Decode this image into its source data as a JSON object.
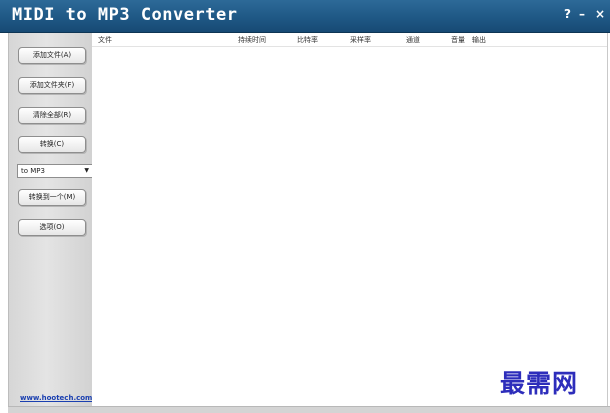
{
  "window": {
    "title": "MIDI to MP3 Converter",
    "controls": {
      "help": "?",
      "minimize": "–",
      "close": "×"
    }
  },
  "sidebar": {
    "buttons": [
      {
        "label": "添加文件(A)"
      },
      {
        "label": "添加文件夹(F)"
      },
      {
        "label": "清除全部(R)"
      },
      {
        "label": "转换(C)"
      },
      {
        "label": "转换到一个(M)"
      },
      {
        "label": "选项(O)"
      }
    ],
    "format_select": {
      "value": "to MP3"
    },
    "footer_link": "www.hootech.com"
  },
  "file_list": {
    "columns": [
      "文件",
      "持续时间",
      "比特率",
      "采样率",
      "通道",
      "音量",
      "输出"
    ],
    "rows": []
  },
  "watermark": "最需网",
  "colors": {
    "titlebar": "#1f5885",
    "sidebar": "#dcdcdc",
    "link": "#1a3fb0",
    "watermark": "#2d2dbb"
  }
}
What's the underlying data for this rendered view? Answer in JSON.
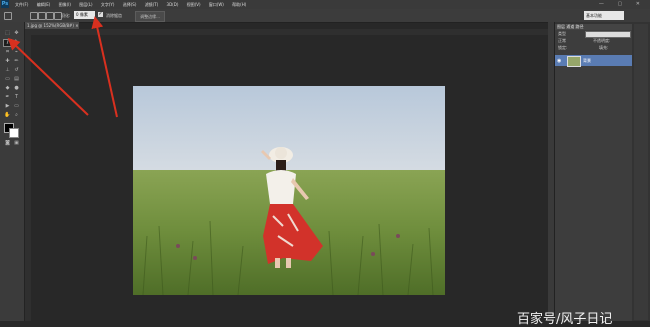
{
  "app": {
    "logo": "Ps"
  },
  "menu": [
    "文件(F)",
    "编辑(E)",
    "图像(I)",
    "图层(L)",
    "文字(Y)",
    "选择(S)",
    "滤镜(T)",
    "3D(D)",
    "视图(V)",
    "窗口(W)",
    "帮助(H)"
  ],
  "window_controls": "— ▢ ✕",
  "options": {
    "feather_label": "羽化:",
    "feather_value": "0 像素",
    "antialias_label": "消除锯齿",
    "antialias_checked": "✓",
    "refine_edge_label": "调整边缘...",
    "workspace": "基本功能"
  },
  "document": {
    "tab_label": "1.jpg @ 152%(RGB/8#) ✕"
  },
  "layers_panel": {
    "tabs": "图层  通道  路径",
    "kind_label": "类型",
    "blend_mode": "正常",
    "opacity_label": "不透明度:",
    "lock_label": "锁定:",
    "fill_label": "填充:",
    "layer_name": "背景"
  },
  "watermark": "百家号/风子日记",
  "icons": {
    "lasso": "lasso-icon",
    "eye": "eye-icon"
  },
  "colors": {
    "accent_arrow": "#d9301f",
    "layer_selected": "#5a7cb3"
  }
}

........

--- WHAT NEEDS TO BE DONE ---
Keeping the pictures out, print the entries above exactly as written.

--- ANSWER FOR THE TASK ---
Decode this image into its source data as a JSON object.
{
  "window": {
    "title": "MIDI to MP3 Converter",
    "controls": {
      "help": "?",
      "minimize": "–",
      "close": "×"
    }
  },
  "sidebar": {
    "buttons": [
      {
        "label": "添加文件(A)"
      },
      {
        "label": "添加文件夹(F)"
      },
      {
        "label": "清除全部(R)"
      },
      {
        "label": "转换(C)"
      },
      {
        "label": "转换到一个(M)"
      },
      {
        "label": "选项(O)"
      }
    ],
    "format_select": {
      "value": "to MP3"
    },
    "footer_link": "www.hootech.com"
  },
  "file_list": {
    "columns": [
      "文件",
      "持续时间",
      "比特率",
      "采样率",
      "通道",
      "音量",
      "输出"
    ],
    "rows": []
  },
  "watermark": "最需网",
  "colors": {
    "titlebar": "#1f5885",
    "sidebar": "#dcdcdc",
    "link": "#1a3fb0",
    "watermark": "#2d2dbb"
  }
}
What's the underlying data for this rendered view? Answer in JSON.
{
  "app": {
    "logo": "Ps"
  },
  "menu": [
    "文件(F)",
    "编辑(E)",
    "图像(I)",
    "图层(L)",
    "文字(Y)",
    "选择(S)",
    "滤镜(T)",
    "3D(D)",
    "视图(V)",
    "窗口(W)",
    "帮助(H)"
  ],
  "window_controls": "— ▢ ✕",
  "options": {
    "feather_label": "羽化:",
    "feather_value": "0 像素",
    "antialias_label": "消除锯齿",
    "antialias_checked": "✓",
    "refine_edge_label": "调整边缘...",
    "workspace": "基本功能"
  },
  "document": {
    "tab_label": "1.jpg @ 152%(RGB/8#) ✕"
  },
  "layers_panel": {
    "tabs": "图层  通道  路径",
    "kind_label": "类型",
    "blend_mode": "正常",
    "opacity_label": "不透明度:",
    "lock_label": "锁定:",
    "fill_label": "填充:",
    "layer_name": "背景"
  },
  "watermark": "百家号/风子日记",
  "icons": {
    "lasso": "lasso-icon",
    "eye": "eye-icon"
  },
  "colors": {
    "accent_arrow": "#d9301f",
    "layer_selected": "#5a7cb3"
  }
}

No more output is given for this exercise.